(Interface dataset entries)
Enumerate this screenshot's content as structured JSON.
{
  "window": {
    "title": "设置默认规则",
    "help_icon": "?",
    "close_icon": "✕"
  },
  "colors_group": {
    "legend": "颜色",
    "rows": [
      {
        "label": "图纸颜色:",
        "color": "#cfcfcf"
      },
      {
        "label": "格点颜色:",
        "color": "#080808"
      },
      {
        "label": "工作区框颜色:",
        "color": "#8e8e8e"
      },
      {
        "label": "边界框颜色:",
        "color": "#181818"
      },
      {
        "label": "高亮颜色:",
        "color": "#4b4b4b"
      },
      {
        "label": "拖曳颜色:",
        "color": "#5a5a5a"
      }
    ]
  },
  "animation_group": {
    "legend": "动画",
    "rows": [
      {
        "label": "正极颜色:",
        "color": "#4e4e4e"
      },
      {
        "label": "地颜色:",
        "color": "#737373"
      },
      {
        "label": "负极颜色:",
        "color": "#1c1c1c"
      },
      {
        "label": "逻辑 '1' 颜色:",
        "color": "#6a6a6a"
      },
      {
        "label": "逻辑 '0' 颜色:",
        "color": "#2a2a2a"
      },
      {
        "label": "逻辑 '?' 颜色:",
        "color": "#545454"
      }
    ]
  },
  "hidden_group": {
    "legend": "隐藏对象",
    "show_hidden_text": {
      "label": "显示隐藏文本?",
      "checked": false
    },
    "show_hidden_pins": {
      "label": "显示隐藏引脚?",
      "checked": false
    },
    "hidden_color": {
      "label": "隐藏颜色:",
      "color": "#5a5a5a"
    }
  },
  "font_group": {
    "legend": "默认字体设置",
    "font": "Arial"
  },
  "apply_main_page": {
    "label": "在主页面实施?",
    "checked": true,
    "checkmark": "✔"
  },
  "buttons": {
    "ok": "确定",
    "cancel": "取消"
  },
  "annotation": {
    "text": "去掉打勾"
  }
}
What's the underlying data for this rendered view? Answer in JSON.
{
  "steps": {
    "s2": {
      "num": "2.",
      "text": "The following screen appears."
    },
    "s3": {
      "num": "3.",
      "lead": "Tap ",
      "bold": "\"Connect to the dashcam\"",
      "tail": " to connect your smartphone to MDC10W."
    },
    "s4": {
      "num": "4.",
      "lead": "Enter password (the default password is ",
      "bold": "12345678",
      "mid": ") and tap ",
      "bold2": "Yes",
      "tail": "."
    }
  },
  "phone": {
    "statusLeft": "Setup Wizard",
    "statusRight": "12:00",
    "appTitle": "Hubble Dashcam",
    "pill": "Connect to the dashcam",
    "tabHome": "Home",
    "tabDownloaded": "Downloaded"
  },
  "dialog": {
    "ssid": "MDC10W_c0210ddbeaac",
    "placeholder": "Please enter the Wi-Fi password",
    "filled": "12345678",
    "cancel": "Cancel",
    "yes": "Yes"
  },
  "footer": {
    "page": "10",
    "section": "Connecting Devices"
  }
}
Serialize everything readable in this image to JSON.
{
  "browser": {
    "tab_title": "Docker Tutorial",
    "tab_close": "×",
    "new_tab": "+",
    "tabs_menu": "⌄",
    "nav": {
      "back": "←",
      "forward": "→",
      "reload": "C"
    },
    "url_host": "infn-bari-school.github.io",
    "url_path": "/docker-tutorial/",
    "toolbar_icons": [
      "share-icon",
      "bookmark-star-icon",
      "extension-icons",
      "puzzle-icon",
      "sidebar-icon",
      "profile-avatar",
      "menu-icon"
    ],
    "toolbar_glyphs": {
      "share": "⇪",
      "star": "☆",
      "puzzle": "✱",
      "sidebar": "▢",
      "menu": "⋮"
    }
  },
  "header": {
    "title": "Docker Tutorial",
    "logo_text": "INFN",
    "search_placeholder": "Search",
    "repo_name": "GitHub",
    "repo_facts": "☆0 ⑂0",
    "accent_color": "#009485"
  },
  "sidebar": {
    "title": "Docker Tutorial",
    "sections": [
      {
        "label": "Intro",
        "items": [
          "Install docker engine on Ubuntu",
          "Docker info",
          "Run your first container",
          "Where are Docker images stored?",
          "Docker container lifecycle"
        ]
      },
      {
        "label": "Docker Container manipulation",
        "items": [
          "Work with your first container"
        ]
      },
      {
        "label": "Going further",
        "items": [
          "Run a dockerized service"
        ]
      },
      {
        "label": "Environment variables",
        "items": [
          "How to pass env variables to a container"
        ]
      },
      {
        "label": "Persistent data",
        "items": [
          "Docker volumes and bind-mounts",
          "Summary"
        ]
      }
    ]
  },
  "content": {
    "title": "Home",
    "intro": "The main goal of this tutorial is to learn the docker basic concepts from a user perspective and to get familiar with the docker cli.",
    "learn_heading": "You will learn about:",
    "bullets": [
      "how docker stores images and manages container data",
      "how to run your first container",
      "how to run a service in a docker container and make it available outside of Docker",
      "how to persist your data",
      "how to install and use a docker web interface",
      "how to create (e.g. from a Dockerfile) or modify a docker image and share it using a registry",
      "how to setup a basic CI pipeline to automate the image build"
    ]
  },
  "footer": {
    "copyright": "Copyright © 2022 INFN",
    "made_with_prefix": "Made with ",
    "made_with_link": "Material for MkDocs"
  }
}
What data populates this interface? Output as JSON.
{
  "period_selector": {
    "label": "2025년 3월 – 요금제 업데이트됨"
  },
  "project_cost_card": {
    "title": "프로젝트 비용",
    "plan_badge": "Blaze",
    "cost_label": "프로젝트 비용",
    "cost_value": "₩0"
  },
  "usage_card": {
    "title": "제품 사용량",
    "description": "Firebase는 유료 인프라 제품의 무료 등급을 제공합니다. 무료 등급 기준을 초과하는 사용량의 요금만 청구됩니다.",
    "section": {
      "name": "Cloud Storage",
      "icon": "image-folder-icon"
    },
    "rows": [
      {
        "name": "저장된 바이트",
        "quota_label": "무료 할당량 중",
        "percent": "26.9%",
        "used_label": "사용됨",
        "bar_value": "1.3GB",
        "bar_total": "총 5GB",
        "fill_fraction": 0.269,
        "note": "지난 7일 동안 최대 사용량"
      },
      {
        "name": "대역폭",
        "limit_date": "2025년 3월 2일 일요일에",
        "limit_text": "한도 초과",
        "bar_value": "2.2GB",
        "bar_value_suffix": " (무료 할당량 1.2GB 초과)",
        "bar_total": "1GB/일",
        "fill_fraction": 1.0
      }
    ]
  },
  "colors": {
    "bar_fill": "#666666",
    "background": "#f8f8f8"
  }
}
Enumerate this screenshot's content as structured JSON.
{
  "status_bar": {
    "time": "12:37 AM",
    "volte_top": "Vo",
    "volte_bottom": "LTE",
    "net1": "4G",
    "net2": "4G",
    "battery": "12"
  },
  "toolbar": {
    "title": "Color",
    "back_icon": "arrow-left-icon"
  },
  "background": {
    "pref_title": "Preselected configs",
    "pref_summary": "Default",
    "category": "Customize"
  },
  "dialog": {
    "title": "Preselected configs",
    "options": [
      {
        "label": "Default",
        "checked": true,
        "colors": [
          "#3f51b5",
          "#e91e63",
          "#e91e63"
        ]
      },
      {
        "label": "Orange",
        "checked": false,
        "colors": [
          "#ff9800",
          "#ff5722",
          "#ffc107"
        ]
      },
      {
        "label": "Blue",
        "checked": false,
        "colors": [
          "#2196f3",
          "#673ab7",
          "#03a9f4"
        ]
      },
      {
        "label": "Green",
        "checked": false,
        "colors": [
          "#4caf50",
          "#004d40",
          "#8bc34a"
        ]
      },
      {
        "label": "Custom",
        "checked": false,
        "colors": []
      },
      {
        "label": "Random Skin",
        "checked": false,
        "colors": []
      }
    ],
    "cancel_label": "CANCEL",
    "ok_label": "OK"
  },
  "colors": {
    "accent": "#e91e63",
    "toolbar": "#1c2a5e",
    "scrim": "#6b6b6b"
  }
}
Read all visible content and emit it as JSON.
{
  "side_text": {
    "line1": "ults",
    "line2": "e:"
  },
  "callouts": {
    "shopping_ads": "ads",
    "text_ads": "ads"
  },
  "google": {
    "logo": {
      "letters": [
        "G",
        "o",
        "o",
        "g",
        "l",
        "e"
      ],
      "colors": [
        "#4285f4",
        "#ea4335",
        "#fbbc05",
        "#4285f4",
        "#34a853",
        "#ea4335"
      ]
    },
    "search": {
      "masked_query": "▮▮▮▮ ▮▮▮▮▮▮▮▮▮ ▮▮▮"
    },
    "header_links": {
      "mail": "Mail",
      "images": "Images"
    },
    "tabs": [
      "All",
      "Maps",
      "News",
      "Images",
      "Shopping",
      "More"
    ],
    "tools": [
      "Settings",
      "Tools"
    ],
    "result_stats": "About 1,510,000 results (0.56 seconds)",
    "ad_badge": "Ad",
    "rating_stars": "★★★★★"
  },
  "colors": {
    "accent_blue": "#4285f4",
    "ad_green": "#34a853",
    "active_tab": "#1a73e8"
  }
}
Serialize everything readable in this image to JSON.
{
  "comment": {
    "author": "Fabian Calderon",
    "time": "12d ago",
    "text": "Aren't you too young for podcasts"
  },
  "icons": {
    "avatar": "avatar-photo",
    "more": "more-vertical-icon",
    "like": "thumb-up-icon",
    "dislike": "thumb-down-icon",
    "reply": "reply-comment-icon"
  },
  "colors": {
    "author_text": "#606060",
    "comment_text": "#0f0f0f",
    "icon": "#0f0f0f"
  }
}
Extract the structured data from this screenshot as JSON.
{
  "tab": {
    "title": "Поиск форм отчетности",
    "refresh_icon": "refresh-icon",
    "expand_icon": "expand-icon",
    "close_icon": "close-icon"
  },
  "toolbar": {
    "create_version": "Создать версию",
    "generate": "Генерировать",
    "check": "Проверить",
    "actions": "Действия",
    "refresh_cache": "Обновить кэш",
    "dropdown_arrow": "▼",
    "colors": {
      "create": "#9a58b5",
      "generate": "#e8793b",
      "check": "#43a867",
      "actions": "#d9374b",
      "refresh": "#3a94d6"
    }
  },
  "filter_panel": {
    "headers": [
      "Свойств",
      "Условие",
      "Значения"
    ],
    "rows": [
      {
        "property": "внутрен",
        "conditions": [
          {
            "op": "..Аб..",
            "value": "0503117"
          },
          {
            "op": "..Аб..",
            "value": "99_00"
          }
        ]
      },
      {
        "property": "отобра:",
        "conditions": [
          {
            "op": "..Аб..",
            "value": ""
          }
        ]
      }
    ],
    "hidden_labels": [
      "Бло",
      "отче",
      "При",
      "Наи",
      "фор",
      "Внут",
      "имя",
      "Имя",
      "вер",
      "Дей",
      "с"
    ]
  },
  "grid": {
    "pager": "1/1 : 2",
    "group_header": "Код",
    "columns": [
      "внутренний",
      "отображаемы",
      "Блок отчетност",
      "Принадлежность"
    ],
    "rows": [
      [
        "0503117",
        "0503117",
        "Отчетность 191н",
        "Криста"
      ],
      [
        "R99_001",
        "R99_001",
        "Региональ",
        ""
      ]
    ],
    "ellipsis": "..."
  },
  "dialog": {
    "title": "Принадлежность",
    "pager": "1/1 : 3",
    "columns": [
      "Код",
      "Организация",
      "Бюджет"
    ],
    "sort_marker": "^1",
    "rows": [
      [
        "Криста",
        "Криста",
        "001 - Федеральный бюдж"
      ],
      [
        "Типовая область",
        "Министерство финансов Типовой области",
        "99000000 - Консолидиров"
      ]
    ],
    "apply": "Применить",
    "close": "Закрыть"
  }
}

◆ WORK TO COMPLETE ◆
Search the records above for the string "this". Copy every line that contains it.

◆ REPLY TO THE EXERCISE ◆
Enumerate this screenshot's content as structured JSON.
What's the underlying data for this rendered view? Answer in JSON.
Serialize everything readable in this image to JSON.
    "intro": "The main goal of this tutorial is to learn the docker basic concepts from a user perspective and to get familiar with the docker cli.",
What data populates this interface? Output as JSON.
Enumerate this screenshot's content as structured JSON.
Serialize everything readable in this image to JSON.
Extract the structured data from this screenshot as JSON.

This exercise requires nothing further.